Would you go through the records below and copy each line with the string "true"?

┌────────

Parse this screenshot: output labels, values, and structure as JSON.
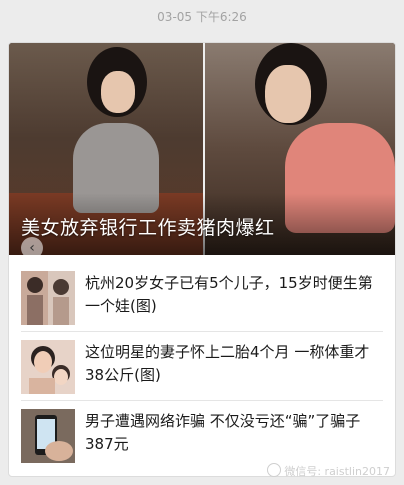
{
  "chat": {
    "timestamp": "03-05 下午6:26"
  },
  "news_card": {
    "hero": {
      "title": "美女放弃银行工作卖猪肉爆红",
      "nav_icon": "chevron-left-icon"
    },
    "items": [
      {
        "text": "杭州20岁女子已有5个儿子，15岁时便生第一个娃(图)"
      },
      {
        "text": "这位明星的妻子怀上二胎4个月 一称体重才38公斤(图)"
      },
      {
        "text": "男子遭遇网络诈骗 不仅没亏还“骗”了骗子387元"
      }
    ]
  },
  "watermark": {
    "text": "微信号: raistlin2017"
  }
}
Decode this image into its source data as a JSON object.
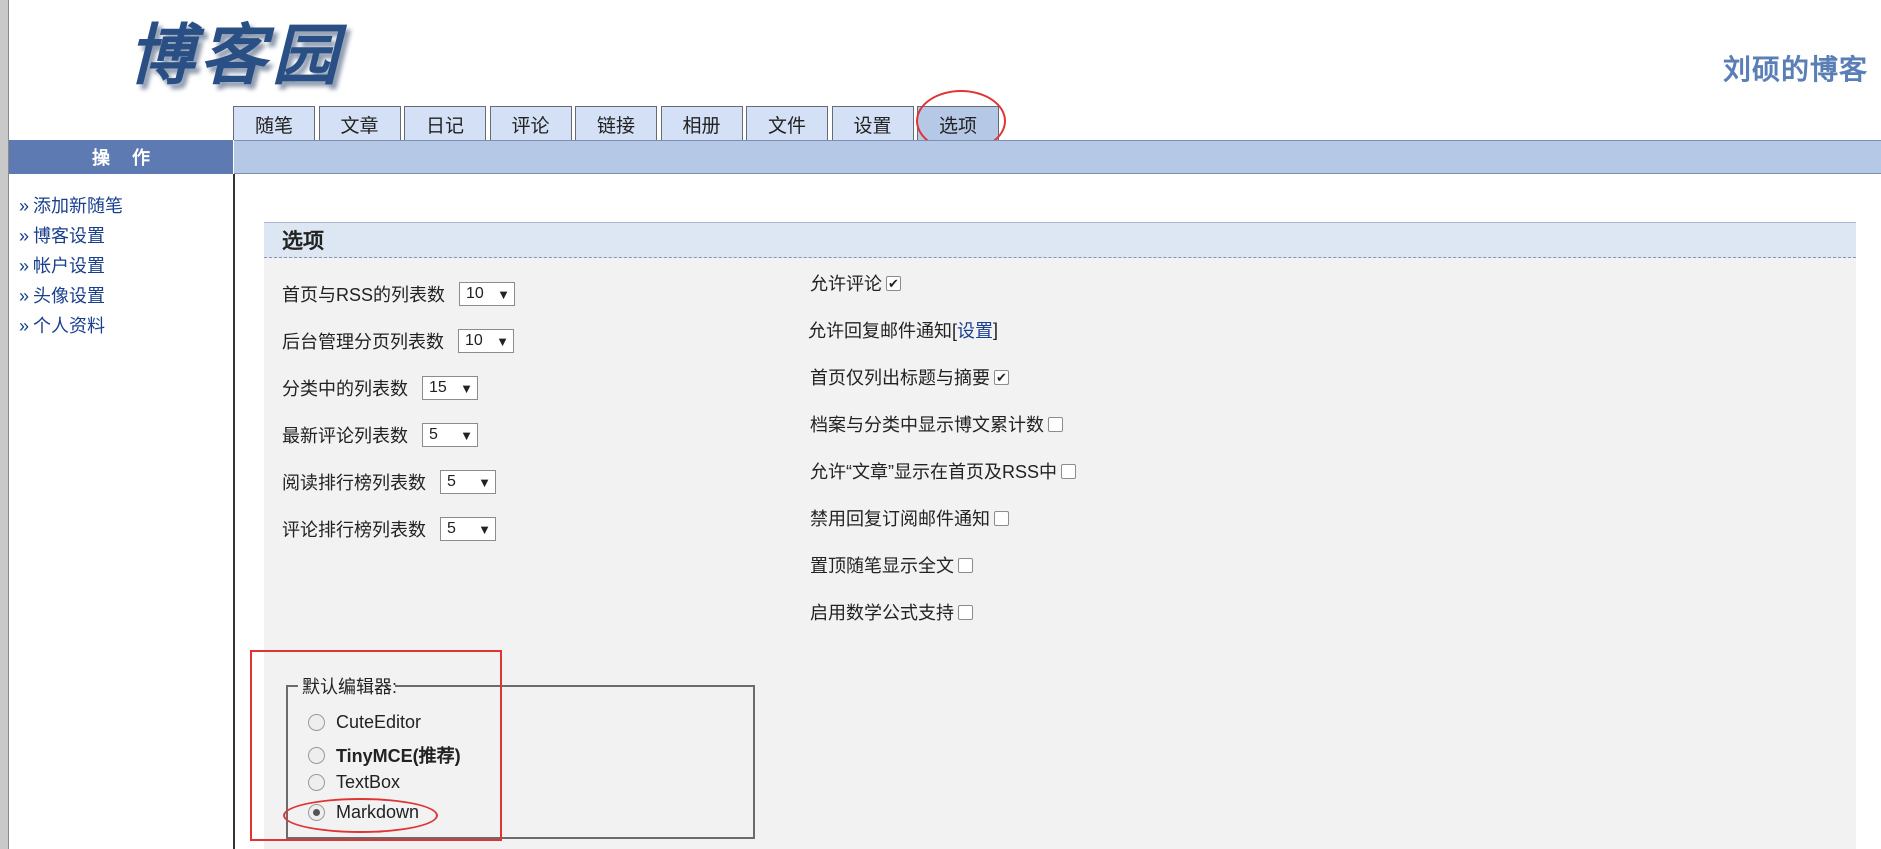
{
  "header": {
    "logo_text": "博客园",
    "blog_title": "刘硕的博客"
  },
  "tabs": [
    {
      "label": "随笔"
    },
    {
      "label": "文章"
    },
    {
      "label": "日记"
    },
    {
      "label": "评论"
    },
    {
      "label": "链接"
    },
    {
      "label": "相册"
    },
    {
      "label": "文件"
    },
    {
      "label": "设置"
    },
    {
      "label": "选项",
      "active": true
    }
  ],
  "sidebar": {
    "title": "操作",
    "arrow": "»",
    "links": [
      "添加新随笔",
      "博客设置",
      "帐户设置",
      "头像设置",
      "个人资料"
    ]
  },
  "options": {
    "title": "选项",
    "left": [
      {
        "label": "首页与RSS的列表数",
        "value": "10"
      },
      {
        "label": "后台管理分页列表数",
        "value": "10"
      },
      {
        "label": "分类中的列表数",
        "value": "15"
      },
      {
        "label": "最新评论列表数",
        "value": "5"
      },
      {
        "label": "阅读排行榜列表数",
        "value": "5"
      },
      {
        "label": "评论排行榜列表数",
        "value": "5"
      }
    ],
    "right": {
      "allow_comment": {
        "label": "允许评论",
        "checked": true
      },
      "reply_mail": {
        "label": "允许回复邮件通知[",
        "link": "设置",
        "suffix": "]"
      },
      "home_summary": {
        "label": "首页仅列出标题与摘要",
        "checked": true
      },
      "archive_count": {
        "label": "档案与分类中显示博文累计数",
        "checked": false
      },
      "article_home": {
        "label": "允许“文章”显示在首页及RSS中",
        "checked": false
      },
      "disable_sub_mail": {
        "label": "禁用回复订阅邮件通知",
        "checked": false
      },
      "top_full": {
        "label": "置顶随笔显示全文",
        "checked": false
      },
      "math": {
        "label": "启用数学公式支持",
        "checked": false
      }
    }
  },
  "editor": {
    "legend": "默认编辑器:",
    "options": [
      {
        "label": "CuteEditor",
        "selected": false
      },
      {
        "label": "TinyMCE(推荐)",
        "selected": false
      },
      {
        "label": "TextBox",
        "selected": false
      },
      {
        "label": "Markdown",
        "selected": true
      }
    ]
  },
  "glyphs": {
    "caret": "▼",
    "check": "✔"
  }
}
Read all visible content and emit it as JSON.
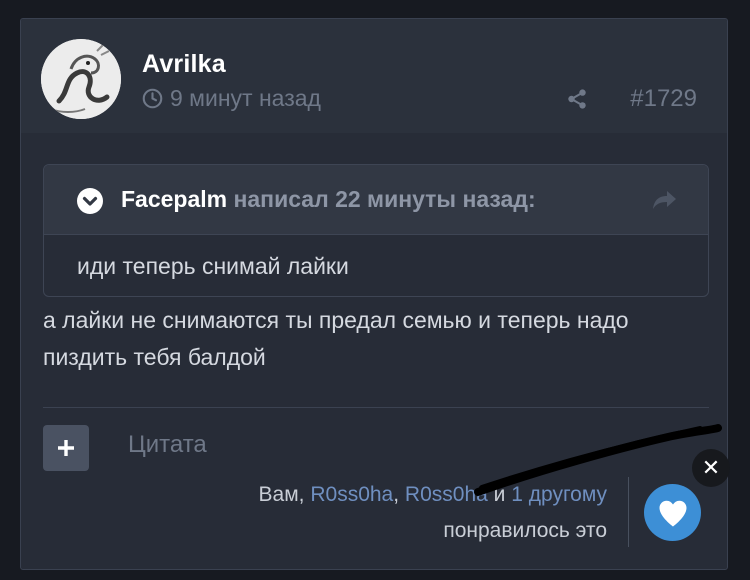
{
  "post": {
    "author": "Avrilka",
    "time": "9 минут назад",
    "number": "#1729",
    "body": "а лайки не снимаются ты предал семью и теперь надо пиздить тебя балдой"
  },
  "quote": {
    "author": "Facepalm",
    "action": "написал 22 минуты назад:",
    "text": "иди теперь снимай лайки"
  },
  "footer": {
    "cite_label": "Цитата",
    "likes": {
      "prefix": "Вам,",
      "user1": "R0ss0ha",
      "comma": ",",
      "user2": "R0ss0ha",
      "and": "и",
      "other": "1 другому",
      "suffix": "понравилось это"
    }
  },
  "icons": {
    "clock": "clock-icon",
    "share": "share-icon",
    "quote_toggle": "chevron-down-icon",
    "quote_goto": "reply-arrow-icon",
    "plus": "plus-icon",
    "heart": "heart-icon",
    "close": "close-icon"
  },
  "colors": {
    "background": "#171a21",
    "card": "#272c37",
    "header": "#2b313c",
    "accent_blue": "#3d8fd6",
    "link": "#6f8fc0",
    "muted": "#6f7888"
  }
}
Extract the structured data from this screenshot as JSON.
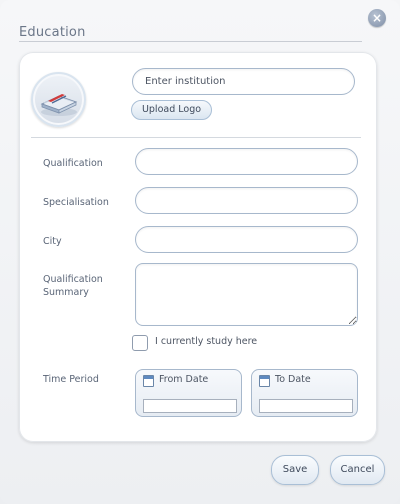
{
  "dialog": {
    "title": "Education",
    "close_icon": "close-icon"
  },
  "institution": {
    "placeholder": "Enter institution",
    "value": "",
    "upload_label": "Upload Logo",
    "logo_icon": "book-icon"
  },
  "fields": {
    "qualification_label": "Qualification",
    "qualification_value": "",
    "specialisation_label": "Specialisation",
    "specialisation_value": "",
    "city_label": "City",
    "city_value": "",
    "summary_label_line1": "Qualification",
    "summary_label_line2": "Summary",
    "summary_value": ""
  },
  "current_study": {
    "label": "I currently study here",
    "checked": false
  },
  "time_period": {
    "label": "Time Period",
    "from_label": "From Date",
    "from_value": "",
    "to_label": "To Date",
    "to_value": "",
    "calendar_icon": "calendar-icon"
  },
  "actions": {
    "save_label": "Save",
    "cancel_label": "Cancel"
  }
}
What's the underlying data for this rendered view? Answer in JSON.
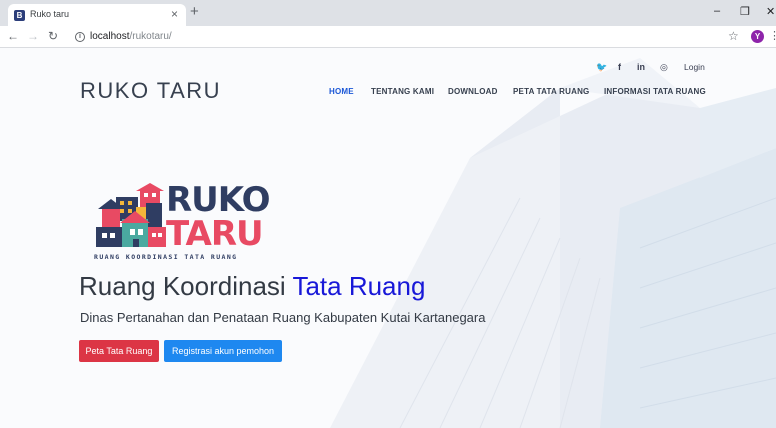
{
  "browser": {
    "tab_title": "Ruko taru",
    "tab_favicon": "B",
    "tab_close": "×",
    "new_tab": "+",
    "url_host": "localhost",
    "url_path": "/rukotaru/",
    "profile_initial": "Y",
    "icons": [
      "back-icon",
      "forward-icon",
      "reload-icon",
      "info-icon",
      "star-icon",
      "minimize-icon",
      "maximize-icon",
      "close-icon",
      "menu-icon"
    ]
  },
  "site": {
    "brand": "RUKO TARU",
    "social": {
      "twitter": "🐦",
      "facebook": "f",
      "linkedin": "in",
      "instagram": "◎"
    },
    "login": "Login",
    "menu": [
      "HOME",
      "TENTANG KAMI",
      "DOWNLOAD",
      "PETA TATA RUANG",
      "INFORMASI TATA RUANG"
    ],
    "active_menu": "HOME"
  },
  "hero": {
    "logo_line1": "RUKO",
    "logo_line2": "TARU",
    "logo_tagline": "RUANG KOORDINASI TATA RUANG",
    "title_main": "Ruang Koordinasi ",
    "title_accent": "Tata Ruang",
    "subtitle": "Dinas Pertanahan dan Penataan Ruang Kabupaten Kutai Kartanegara",
    "button_primary": "Peta Tata Ruang",
    "button_secondary": "Registrasi akun pemohon"
  },
  "colors": {
    "logo_navy": "#2f3d62",
    "logo_pink": "#e84a63",
    "accent_blue": "#1818d8",
    "button_red": "#dc3545",
    "button_blue": "#1e88f0"
  }
}
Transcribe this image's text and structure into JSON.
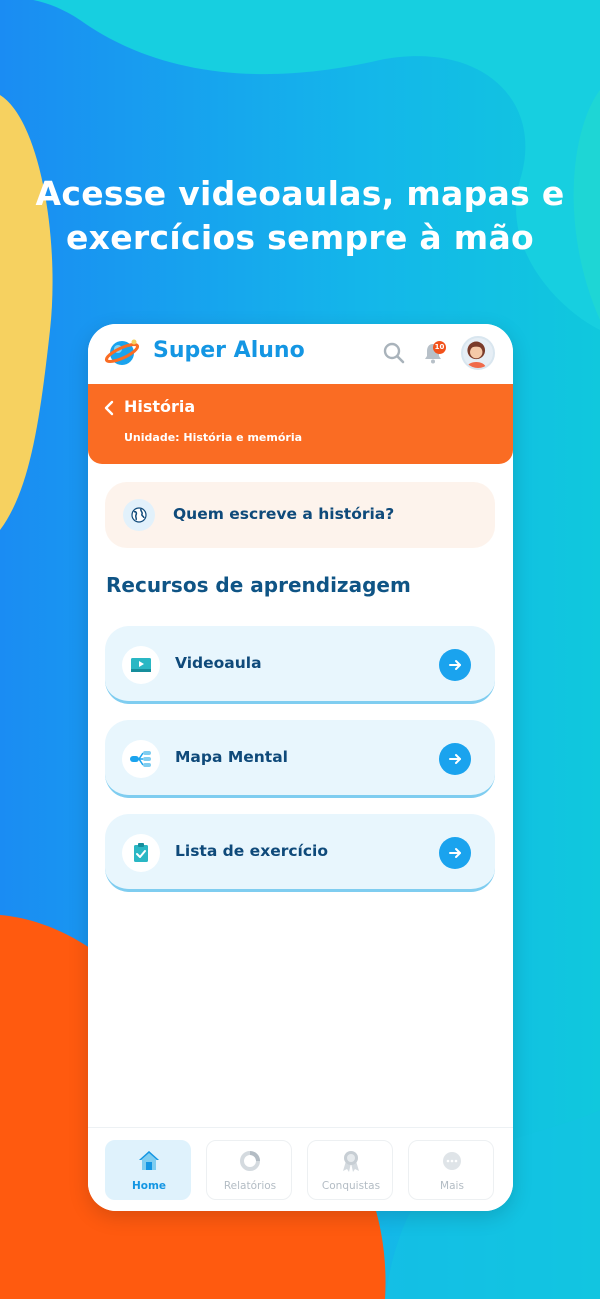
{
  "headline": {
    "line1": "Acesse videoaulas, mapas e",
    "line2": "exercícios sempre à mão"
  },
  "app": {
    "title": "Super Aluno",
    "notification_count": "10",
    "icons": {
      "logo": "planet-logo",
      "search": "search-icon",
      "notifications": "bell-icon",
      "avatar": "user-avatar"
    }
  },
  "subject": {
    "title": "História",
    "unit": "Unidade: História e memória"
  },
  "topic": {
    "label": "Quem escreve a história?",
    "icon": "globe-icon"
  },
  "resources": {
    "section_title": "Recursos de aprendizagem",
    "items": [
      {
        "label": "Videoaula",
        "icon": "video-icon"
      },
      {
        "label": "Mapa Mental",
        "icon": "mind-map-icon"
      },
      {
        "label": "Lista de exercício",
        "icon": "checklist-icon"
      }
    ]
  },
  "bottom_nav": {
    "items": [
      {
        "label": "Home",
        "icon": "home-icon",
        "active": true
      },
      {
        "label": "Relatórios",
        "icon": "chart-ring-icon",
        "active": false
      },
      {
        "label": "Conquistas",
        "icon": "medal-icon",
        "active": false
      },
      {
        "label": "Mais",
        "icon": "more-icon",
        "active": false
      }
    ]
  },
  "colors": {
    "brand_blue": "#1496e3",
    "header_orange": "#fa6c23",
    "background_blue": "#1b8ff0",
    "blob_yellow": "#f6d160",
    "blob_cyan": "#18d3d4",
    "blob_orange": "#ff5a0f"
  }
}
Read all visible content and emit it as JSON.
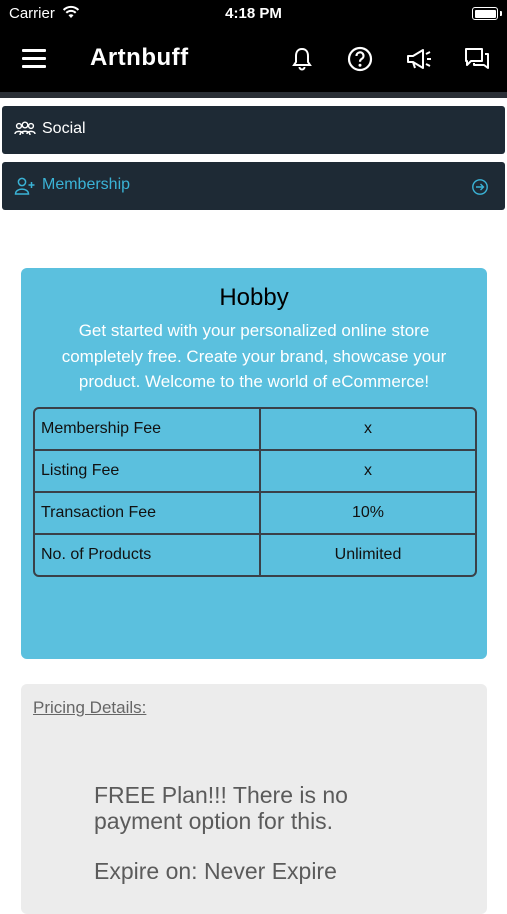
{
  "status_bar": {
    "carrier": "Carrier",
    "time": "4:18 PM"
  },
  "header": {
    "title": "Artnbuff",
    "icons": [
      "menu-icon",
      "bell-icon",
      "help-icon",
      "megaphone-icon",
      "chat-icon"
    ]
  },
  "sections": {
    "social_label": "Social",
    "membership_label": "Membership"
  },
  "plan": {
    "title": "Hobby",
    "description": "Get started with your personalized online store completely free. Create your brand, showcase your product. Welcome to the world of eCommerce!",
    "fees": [
      {
        "label": "Membership Fee",
        "value": "x"
      },
      {
        "label": "Listing Fee",
        "value": "x"
      },
      {
        "label": "Transaction Fee",
        "value": "10%"
      },
      {
        "label": "No. of Products",
        "value": "Unlimited"
      }
    ]
  },
  "pricing": {
    "title": "Pricing Details:",
    "body": "FREE Plan!!! There is no payment option for this.",
    "expire": "Expire on: Never Expire"
  },
  "colors": {
    "header_bg": "#000000",
    "section_bg": "#1e2a35",
    "accent": "#3ab3d6",
    "plan_bg": "#5bc0de",
    "pricing_bg": "#ececec"
  }
}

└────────

-- Response --
      "active": true
        "checked": true
        "checked": true
        "selected": true
        "active": true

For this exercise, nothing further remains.